New York City mayoral candidates tried their best Monday to downplay the possible candidacy of former Rep. Anthony Weiner and the effect his well-funded campaign would have on the race.
Candidates Christine Quinn and Bill de Blasio brushed off questions about how and if a Weiner candidacy would reshape the Democratic field at separate and unrelated news conferences.
"You know, whether Anthony Weiner is or isn't going to enter the race is up to Anthony Weiner," Quinn, the City Council speaker, said at a news conference announcing new anti-hate initiatives, prompted by a reporter's question.
De Blasio, at a news conference to tout a union endorsement, said he didn't want to "talk about theoretical candidates, so when we get to that point, if we get to that point, we'll have that discussion."
The hype surrounding Weiner was distracting from a discussion of serious issues, said officials with the campaign of candidate John Liu.
"Hopefully, the Weiner-media circus will finally dissipate and we can focus on schools, jobs, public safety and our vision for New York," according to a statement from the city comptroller's campaign.
The campaign of former Comptroller Bill Thompson did not immediately respond to a request for comment.
Weiner, forced to resign from Congress in 2011 after he posted a lewd photo of himself on Twitter and admitted to both lying about his social-media account being hacked and inappropriate exchanges with six women, said last week said he would make public his decision on the mayoral race within days. He did not respond to an email request for comment Monday.
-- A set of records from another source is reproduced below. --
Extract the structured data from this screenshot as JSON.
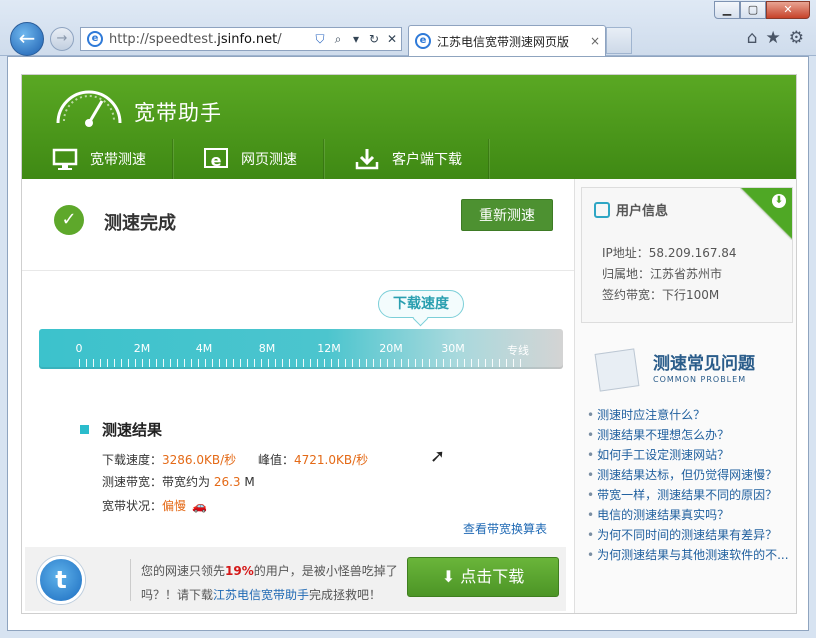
{
  "browser": {
    "window_buttons": [
      "0",
      "1",
      "r"
    ],
    "address_prefix": "http://speedtest.",
    "address_domain": "jsinfo.net",
    "address_suffix": "/",
    "tab_title": "江苏电信宽带测速网页版",
    "tab_close": "×"
  },
  "header": {
    "brand": "宽带助手",
    "nav": [
      "宽带测速",
      "网页测速",
      "客户端下载"
    ]
  },
  "status": {
    "done": "测速完成",
    "retest": "重新测速"
  },
  "meter": {
    "bubble": "下载速度",
    "labels": [
      "0",
      "2M",
      "4M",
      "8M",
      "12M",
      "20M",
      "30M",
      "专线"
    ]
  },
  "results": {
    "title": "测速结果",
    "download_label": "下载速度：",
    "download_value": "3286.0KB/秒",
    "peak_label": "峰值：",
    "peak_value": "4721.0KB/秒",
    "bandwidth_label": "测速带宽：带宽约为 ",
    "bandwidth_value": "26.3",
    "bandwidth_unit": " M",
    "condition_label": "宽带状况：",
    "condition_value": "偏慢",
    "table_link": "查看带宽换算表"
  },
  "promo": {
    "line1_pre": "您的网速只领先",
    "line1_pct": "19%",
    "line1_post": "的用户，是被小怪兽吃掉了",
    "line2_pre": "吗？！请下载",
    "line2_link": "江苏电信宽带助手",
    "line2_post": "完成拯救吧！",
    "download_button": "点击下载"
  },
  "user_info": {
    "title": "用户信息",
    "ip": "IP地址：58.209.167.84",
    "location": "归属地：江苏省苏州市",
    "contract": "签约带宽：下行100M"
  },
  "faq": {
    "title": "测速常见问题",
    "subtitle": "COMMON PROBLEM",
    "items": [
      "测速时应注意什么？",
      "测速结果不理想怎么办？",
      "如何手工设定测速网站？",
      "测速结果达标，但仍觉得网速慢？",
      "带宽一样，测速结果不同的原因？",
      "电信的测速结果真实吗？",
      "为何不同时间的测速结果有差异？",
      "为何测速结果与其他测速软件的不..."
    ]
  }
}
A Quinnipiac University poll last month showed Weiner would siphon support from the other Democrats. He had 15 percent to Quinn's 28 percent. He has the second largest campaign war chest after Quinn -- $4.2 million to her $5.8 million, finance disclosure reports show.
The campaign of former comptroller Bill Thompson did not immediately respond to a request for comment.